iStent plus cataract surgery
Favourable glaucoma outcomes with micro-bypass stent with cataract surgery
Colin I Clement PhD, FRANZCO
Implantation of the iStent inject (Glaukos) in combination with cataract surgery significantly and safely reduced intraocular pressure (IOP) and the medication burden in eyes with various types and severities of glaucoma, according to a study presented at the 37th Congress of the ESCRS in Paris.
“This real-world experience from a number of different Australian surgeons augments the existing evidence for iStent inject as a promising and safe treatment option for glaucoma and is the largest multicentre cohort of patients treated with iStent inject to date from the Asia-Pacific region,” said Colin I Clement PhD, FRANZCO, of Sydney Eye Hospital, Australia.
Describing the properties of the iStent inject, Dr Clement said it was a trabecular micro-bypass system made up of two titanium stents for ab interno implantation. The stents, which are just 230 microns in diameter and 360 microns in height, are designed to increase access to collector channels with multiple lateral lumens facilitating aqueous outflow from the anterior chamber.
“The minimal tissue disruption of the stent leaves the natural anatomy intact and preserves the potential for future treatment options,” he said.
Dr Clement presented data from a retrospective case series of 165 eyes of iStent inject procedures combined with phacoemulsification carried out by five different Australian surgeons. The vast majority of patients were primary open angle glaucoma (70%), but other indications included appositional angle-closure, pseudoexfoliative glaucoma and ocular hypertension. Key outcome parameters were IOP reduction, medication use, visual acuity and adverse events.
The mean patient age at baseline was 71.4 years, mean IOP was 18.3 mmHg (± 5.4) and mean medications were 1.7. The severity of the glaucoma was recorded as mild in 70%, moderate in 18% and severe in 12%.
The results showed a statistically significant reduction of 23.2% in mean IOP and a 71.5% reduction in mean medication use from 1.7 to 0.47 after 12 months.
“Overall around 85% of patients had an improvement in their IOP control and a similar majority had a reduction in medications required to reduce their IOP,” said Dr Clement.
There were very few complications overall, with 2 of 165 eyes with incorrectly positioned stents, 2 with corneal oedema, 2 with prolonged anterior chamber inflammation, 1 stent which came in contact with the iris, and 1 case of hyphaema which resolved without treatment.
Overall the visual acuity was 20/40 or better in 97% of patients after surgery at 12 months compared to 93% before surgery.
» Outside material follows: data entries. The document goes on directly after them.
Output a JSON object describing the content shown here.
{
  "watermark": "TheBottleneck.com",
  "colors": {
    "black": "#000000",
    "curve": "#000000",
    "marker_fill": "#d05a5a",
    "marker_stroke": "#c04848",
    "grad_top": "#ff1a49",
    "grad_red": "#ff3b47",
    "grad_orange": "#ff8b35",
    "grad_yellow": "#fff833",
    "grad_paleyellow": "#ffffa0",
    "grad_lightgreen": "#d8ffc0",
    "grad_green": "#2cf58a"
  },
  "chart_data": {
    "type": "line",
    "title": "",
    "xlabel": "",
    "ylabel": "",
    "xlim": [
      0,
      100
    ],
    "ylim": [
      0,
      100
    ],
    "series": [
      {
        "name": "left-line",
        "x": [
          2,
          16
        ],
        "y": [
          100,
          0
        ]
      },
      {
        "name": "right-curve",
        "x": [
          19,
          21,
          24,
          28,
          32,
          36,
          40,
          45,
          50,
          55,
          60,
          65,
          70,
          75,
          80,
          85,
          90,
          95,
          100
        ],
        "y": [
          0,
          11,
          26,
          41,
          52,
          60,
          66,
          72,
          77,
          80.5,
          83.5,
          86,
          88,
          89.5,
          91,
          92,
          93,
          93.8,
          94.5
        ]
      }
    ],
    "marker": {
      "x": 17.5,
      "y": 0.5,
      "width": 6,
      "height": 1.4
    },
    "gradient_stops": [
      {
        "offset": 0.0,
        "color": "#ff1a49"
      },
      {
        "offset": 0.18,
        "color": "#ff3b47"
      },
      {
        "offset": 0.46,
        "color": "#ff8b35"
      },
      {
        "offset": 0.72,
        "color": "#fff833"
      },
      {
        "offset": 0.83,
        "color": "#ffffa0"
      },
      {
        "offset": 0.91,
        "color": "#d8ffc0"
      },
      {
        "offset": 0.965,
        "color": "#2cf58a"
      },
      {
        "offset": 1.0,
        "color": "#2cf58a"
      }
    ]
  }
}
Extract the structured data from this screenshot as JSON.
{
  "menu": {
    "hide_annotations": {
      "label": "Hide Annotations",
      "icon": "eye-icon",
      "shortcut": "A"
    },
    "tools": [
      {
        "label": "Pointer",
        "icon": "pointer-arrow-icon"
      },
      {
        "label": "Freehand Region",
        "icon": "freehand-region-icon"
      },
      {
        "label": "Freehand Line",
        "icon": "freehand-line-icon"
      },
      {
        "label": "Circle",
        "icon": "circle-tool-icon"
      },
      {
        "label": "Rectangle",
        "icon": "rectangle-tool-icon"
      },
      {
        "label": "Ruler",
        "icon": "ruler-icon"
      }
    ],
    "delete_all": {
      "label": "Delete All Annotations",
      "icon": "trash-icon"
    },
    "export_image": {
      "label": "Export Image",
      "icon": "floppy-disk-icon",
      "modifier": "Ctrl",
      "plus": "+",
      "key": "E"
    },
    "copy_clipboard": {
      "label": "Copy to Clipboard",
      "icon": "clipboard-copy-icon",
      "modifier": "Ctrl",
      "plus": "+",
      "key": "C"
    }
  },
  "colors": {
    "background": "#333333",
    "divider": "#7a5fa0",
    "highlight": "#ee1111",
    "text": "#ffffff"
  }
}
Three eyes went on to have additional glaucoma procedures to reduce their IOP down to target levels.
“The real-world evidence demonstrated significant IOP and medication reduction achieved in various types of glaucoma and the safety profile of the stent was favourable with a low complication rate similar to that following cataract surgery alone,” he concluded.